## Work instruction:
For the entries below, report the number of lines where the string "Recording" appears, and only that number.
-------
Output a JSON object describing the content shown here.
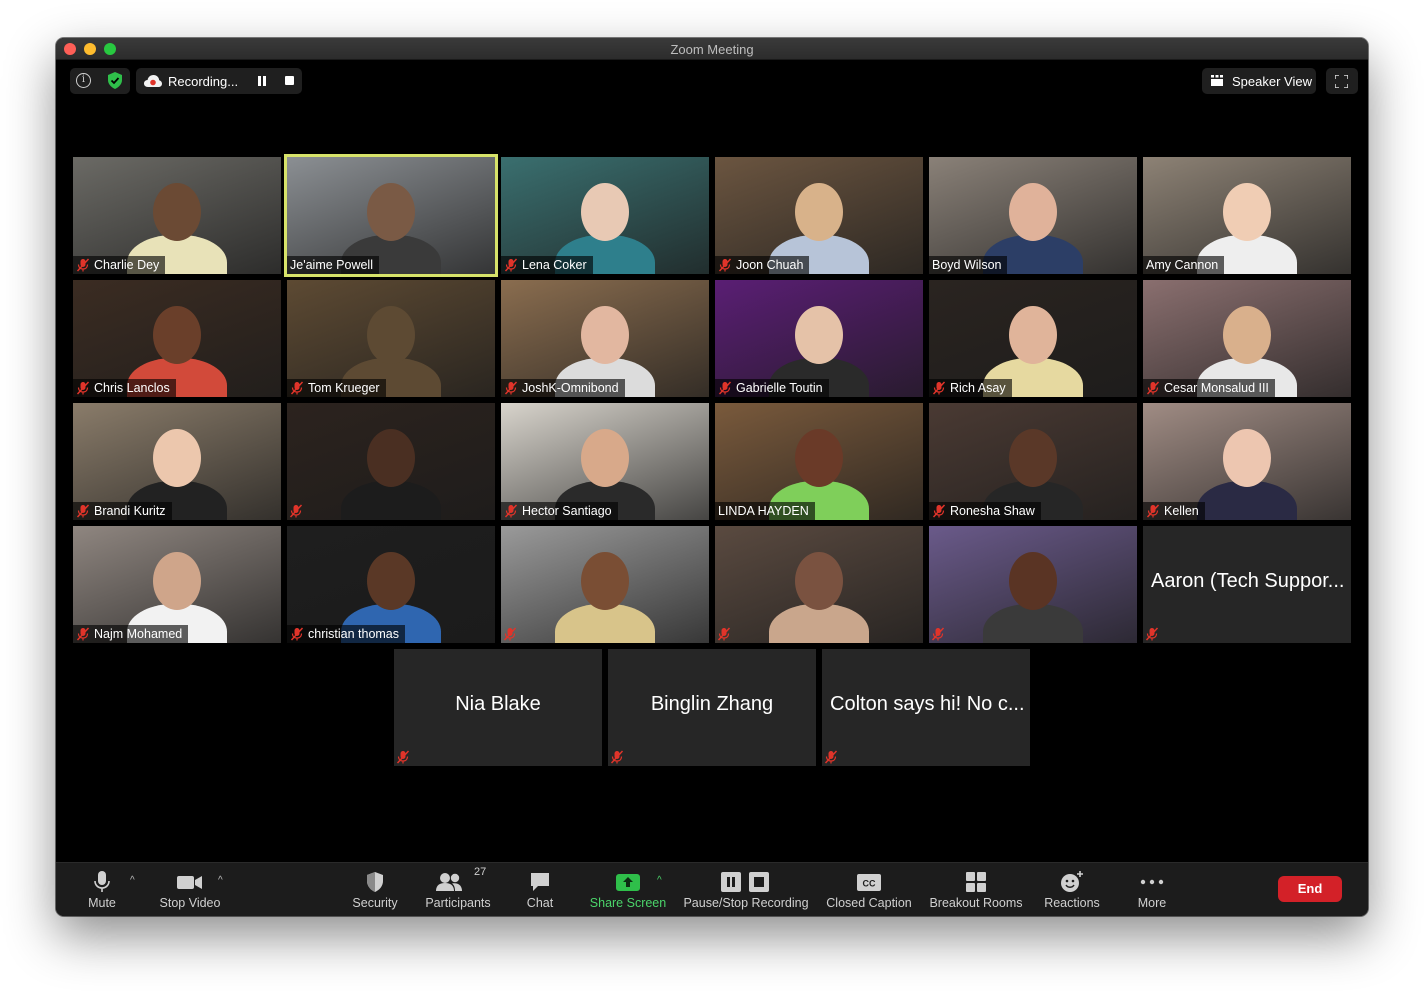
{
  "window": {
    "title": "Zoom Meeting"
  },
  "topbar": {
    "recording_label": "Recording...",
    "view_label": "Speaker View"
  },
  "participants": [
    {
      "name": "Charlie Dey",
      "muted": true,
      "bg": "#6b6a65",
      "skin": "#6b4a34",
      "shirt": "#e8e2b8"
    },
    {
      "name": "Je'aime Powell",
      "muted": false,
      "active": true,
      "bg": "#8b8f93",
      "skin": "#7a5a45",
      "shirt": "#3a3a3a"
    },
    {
      "name": "Lena Coker",
      "muted": true,
      "bg": "#3a6f6f",
      "skin": "#e8c9b4",
      "shirt": "#2e7f8c"
    },
    {
      "name": "Joon Chuah",
      "muted": true,
      "bg": "#6b5540",
      "skin": "#d8b28a",
      "shirt": "#b7c4d8"
    },
    {
      "name": "Boyd Wilson",
      "muted": false,
      "bg": "#8a8178",
      "skin": "#e0b29a",
      "shirt": "#2c3e66"
    },
    {
      "name": "Amy Cannon",
      "muted": false,
      "bg": "#8d8275",
      "skin": "#f0cdb4",
      "shirt": "#eeeeee"
    },
    {
      "name": "Chris Lanclos",
      "muted": true,
      "bg": "#3b2c22",
      "skin": "#6a3f2a",
      "shirt": "#d24a3a"
    },
    {
      "name": "Tom Krueger",
      "muted": true,
      "bg": "#5d4a33",
      "skin": "#5d4a33",
      "shirt": "#5d4a33"
    },
    {
      "name": "JoshK-Omnibond",
      "muted": true,
      "bg": "#8a6d4f",
      "skin": "#e2b7a0",
      "shirt": "#dcdcdc"
    },
    {
      "name": "Gabrielle Toutin",
      "muted": true,
      "bg": "#5a1e74",
      "skin": "#e5c2a8",
      "shirt": "#2a2a2a"
    },
    {
      "name": "Rich Asay",
      "muted": true,
      "bg": "#2a2420",
      "skin": "#e0b49a",
      "shirt": "#e6d9a0"
    },
    {
      "name": "Cesar Monsalud III",
      "muted": true,
      "bg": "#8a6f6f",
      "skin": "#d9b08c",
      "shirt": "#e8e8e8"
    },
    {
      "name": "Brandi Kuritz",
      "muted": true,
      "bg": "#8a7c6a",
      "skin": "#ecc7ad",
      "shirt": "#222222"
    },
    {
      "name": "",
      "muted": true,
      "bg": "#2c231e",
      "skin": "#4a2f22",
      "shirt": "#1c1c1c"
    },
    {
      "name": "Hector Santiago",
      "muted": true,
      "bg": "#d8d4cc",
      "skin": "#d8a98a",
      "shirt": "#2a2a2a"
    },
    {
      "name": "LINDA HAYDEN",
      "muted": false,
      "bg": "#7a5a3c",
      "skin": "#6a3a28",
      "shirt": "#7fcf5a"
    },
    {
      "name": "Ronesha Shaw",
      "muted": true,
      "bg": "#4a3a33",
      "skin": "#5a3828",
      "shirt": "#262626"
    },
    {
      "name": "Kellen",
      "muted": true,
      "bg": "#a08c84",
      "skin": "#edc6b0",
      "shirt": "#2a2a44"
    },
    {
      "name": "Najm Mohamed",
      "muted": true,
      "bg": "#8f8680",
      "skin": "#cfa58a",
      "shirt": "#f2f2f2"
    },
    {
      "name": "christian thomas",
      "muted": true,
      "bg": "#1e1e1e",
      "skin": "#5a3826",
      "shirt": "#2f66b0"
    },
    {
      "name": "",
      "muted": true,
      "bg": "#9a9a9a",
      "skin": "#7a4e34",
      "shirt": "#d8c48a"
    },
    {
      "name": "",
      "muted": true,
      "bg": "#5a4a40",
      "skin": "#7a5240",
      "shirt": "#c9a68c"
    },
    {
      "name": "",
      "muted": true,
      "bg": "#6a5a8a",
      "skin": "#5a3424",
      "shirt": "#3a3a3a"
    },
    {
      "name": "Aaron (Tech Suppor...",
      "muted": true,
      "video": false
    },
    {
      "name": "Nia Blake",
      "muted": true,
      "video": false
    },
    {
      "name": "Binglin Zhang",
      "muted": true,
      "video": false
    },
    {
      "name": "Colton says hi! No c...",
      "muted": true,
      "video": false
    }
  ],
  "toolbar": {
    "mute": "Mute",
    "stop_video": "Stop Video",
    "security": "Security",
    "participants": "Participants",
    "participants_count": "27",
    "chat": "Chat",
    "share_screen": "Share Screen",
    "pause_stop_recording": "Pause/Stop Recording",
    "closed_caption": "Closed Caption",
    "breakout_rooms": "Breakout Rooms",
    "reactions": "Reactions",
    "more": "More",
    "end": "End"
  },
  "colors": {
    "active_speaker": "#d7e36a",
    "share_green": "#4bd46a",
    "end_red": "#d32128",
    "muted_red": "#e0342a"
  }
}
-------
## Solution to this task:
2